SUPPLIED MATERIAL Start Marker
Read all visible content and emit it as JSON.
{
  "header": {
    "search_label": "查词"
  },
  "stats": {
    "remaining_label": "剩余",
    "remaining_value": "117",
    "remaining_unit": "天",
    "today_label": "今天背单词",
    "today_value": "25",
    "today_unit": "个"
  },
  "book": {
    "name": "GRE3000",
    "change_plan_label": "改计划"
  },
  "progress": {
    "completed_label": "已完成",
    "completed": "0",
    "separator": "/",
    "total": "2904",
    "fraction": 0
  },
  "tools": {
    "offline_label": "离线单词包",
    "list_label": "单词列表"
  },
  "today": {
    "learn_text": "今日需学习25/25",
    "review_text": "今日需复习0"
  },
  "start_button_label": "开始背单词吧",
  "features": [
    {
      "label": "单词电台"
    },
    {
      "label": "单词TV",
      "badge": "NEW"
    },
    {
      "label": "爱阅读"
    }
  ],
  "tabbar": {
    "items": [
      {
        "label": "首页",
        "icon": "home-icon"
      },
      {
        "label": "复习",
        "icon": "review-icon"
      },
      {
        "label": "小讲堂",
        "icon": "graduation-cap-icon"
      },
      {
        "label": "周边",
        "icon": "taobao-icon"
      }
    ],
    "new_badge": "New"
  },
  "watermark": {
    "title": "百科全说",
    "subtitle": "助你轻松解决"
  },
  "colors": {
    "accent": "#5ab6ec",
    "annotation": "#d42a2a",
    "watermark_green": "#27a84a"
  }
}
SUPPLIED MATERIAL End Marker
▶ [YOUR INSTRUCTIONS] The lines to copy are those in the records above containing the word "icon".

▶ [ANSWER TO THIS PROBLEM]
        "icon": "home-icon"
        "icon": "review-icon"
        "icon": "graduation-cap-icon"
        "icon": "taobao-icon"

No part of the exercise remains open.